The Society encourages clarity for the public regarding the credibility of its registered homeopaths. RSHoms claiming expertise in a specialist area must evidence relevant qualifications or experience. 
Advice for the Public 
Homeopaths are not able to offer advice on vaccination and the Society recommends that members of the public seek the advice of their GP and/or relevant Department of Health guidelines concerning vaccination and protection against disease whilst travelling.
Compared to previous versions it is much less ambiguous. It stops short of an outright prohibition on the practice of CEASE by members but it is a de facto prohibition on even mentioning vaccination. Directing addressing the public is unusual for the SoH.

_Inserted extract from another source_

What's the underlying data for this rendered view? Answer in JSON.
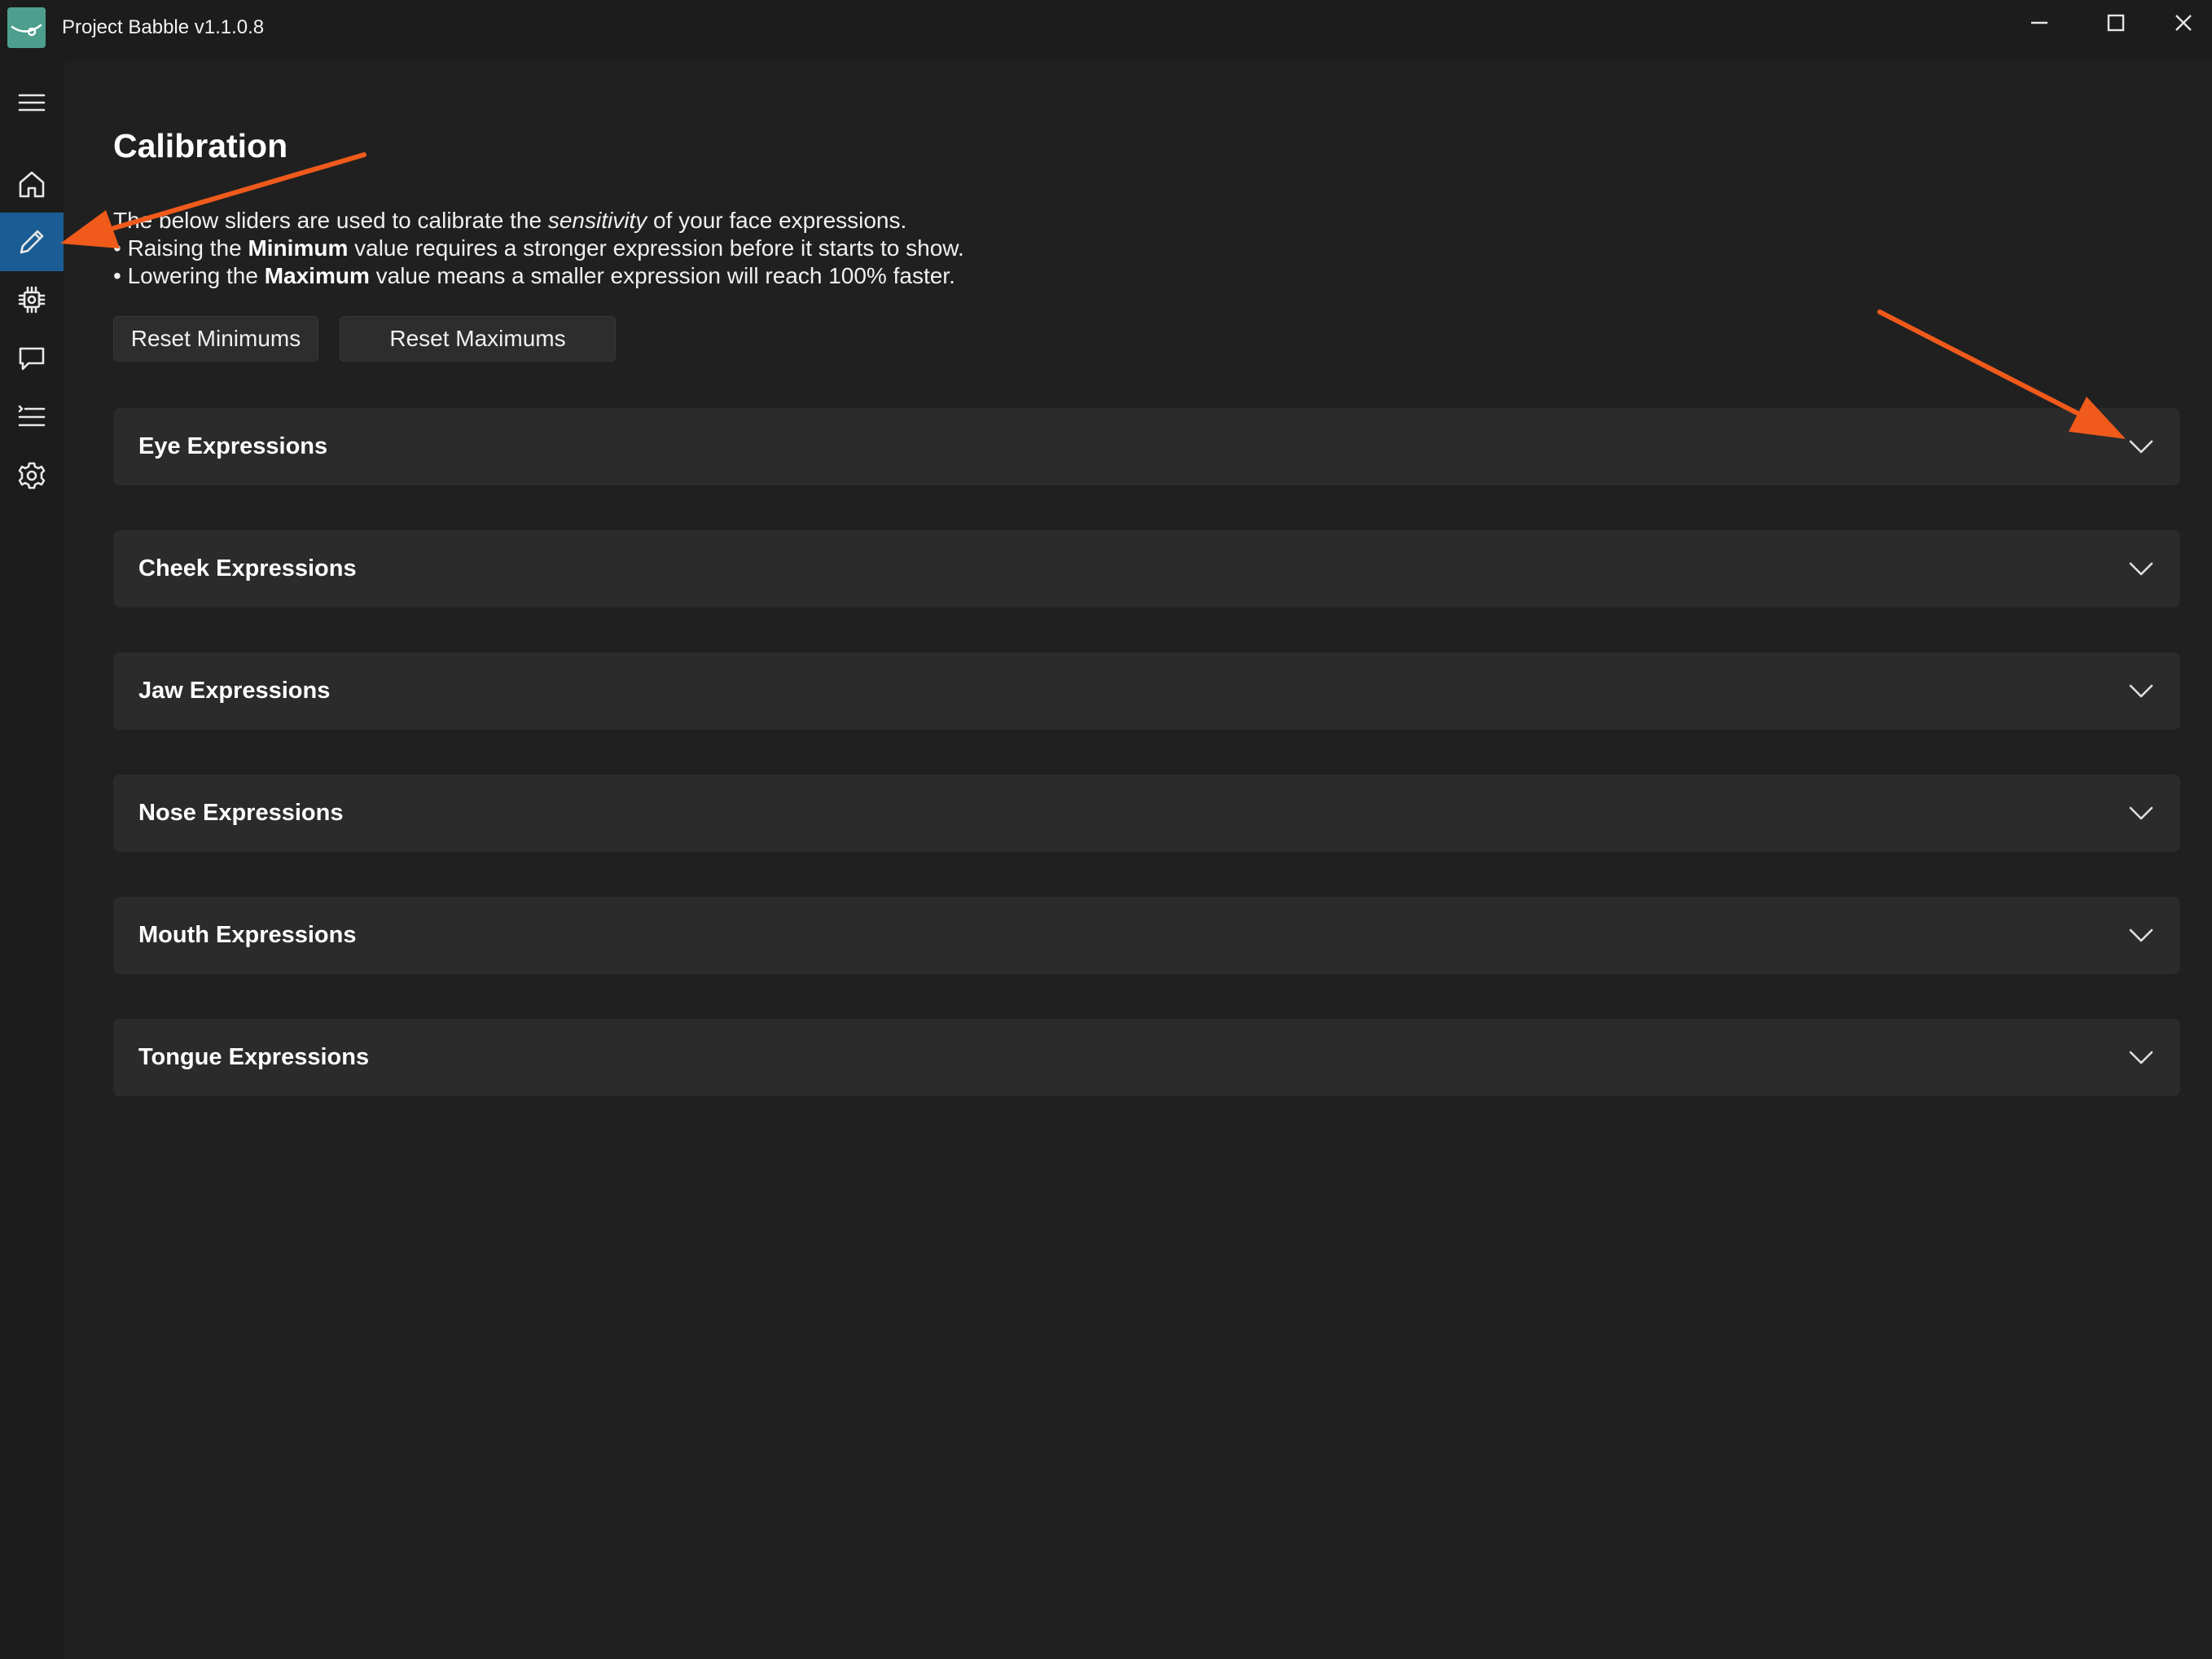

Given the prevalence of open anti-vaccination expression among SoH members (around a third), the implications are not good for the SoH. If it is serious about this position and members do not voluntarily comply, it faces an even bigger problem in ensuring compliance than it did with CEASE. Compliance is something that the PSA will look at given that the SoH has effectively made a public commitment to deal with the issue.

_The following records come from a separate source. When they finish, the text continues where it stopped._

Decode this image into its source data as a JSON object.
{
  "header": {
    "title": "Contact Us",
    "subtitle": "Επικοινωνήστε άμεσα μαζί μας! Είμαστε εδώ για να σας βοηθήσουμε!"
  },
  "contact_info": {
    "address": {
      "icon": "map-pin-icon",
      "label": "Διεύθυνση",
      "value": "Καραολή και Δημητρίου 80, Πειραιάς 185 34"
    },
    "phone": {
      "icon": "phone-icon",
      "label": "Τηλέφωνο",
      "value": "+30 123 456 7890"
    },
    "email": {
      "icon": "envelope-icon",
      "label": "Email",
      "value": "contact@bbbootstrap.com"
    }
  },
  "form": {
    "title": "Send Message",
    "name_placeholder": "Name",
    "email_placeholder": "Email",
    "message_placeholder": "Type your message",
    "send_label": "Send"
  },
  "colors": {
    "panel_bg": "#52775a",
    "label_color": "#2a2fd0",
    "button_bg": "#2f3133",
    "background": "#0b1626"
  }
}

There was also this statement -
Emily Buttrum, Chief Executive of the Society of Homeopaths, has written to members setting out the Society’s plans to update its guidance for members on a range of issues. 
Emily, who took over the role in October, has been working with the Society Board to explore how its strategy can be refined to give greater focus to key areas, including professional standards. 
The move comes in the wake of a series of negative press stories about the profession including Society members. 
In a communication sent to members, Emily said: “The Society Board has discussed recent events and taken some time to align our leadership on the direction the Society must travel. The discussions were deep and far ranging but unanimous agreement was formed on the importance of professional standards. 
“With this as my mandate, I will bring together a revised Society strategy which will ensure that professional standards are at the heart of all we do. Included in this strategic work will be opportunities for members to have their say.” 
Emily added that she was positive the new direction would bring the homeopathic community together and that this is reflected in a joint statement issued on behalf of UK homeopathic organisations including registers; the Society of Homeopaths, Faculty of Homeopathy and the Alliance of Registered Homeopaths.

The statement implies that professional standards were not at the heart of all that the SoH did. Current and previous Board members must bear responsibility for that along with Taylor. Some would say that in light of that and the media reporting, some directors need to go if the SoH wants to demonstrate that it is serious about this.

What was said in Buttrum's communication to members is unknown and the communication was via email it may not have been read. It's known that the SoH email newsletter is often not read by members. It would have to do a mail shot or even pick up the telephone to ensure that it reached all members. But given what is said, there are "plans" but nothing concrete yet.

In terms of members "having a say", very likely the question that the SoH dare not ask is the choice between PSA accreditation and the freedom to say whatever they want (short of prosecution). 

If the SoH were really serious about change they should seek external help and not look inward. They need external help rather than looking inwards. They can't really afford external consultancy and would likely baulk at most recommendations for change.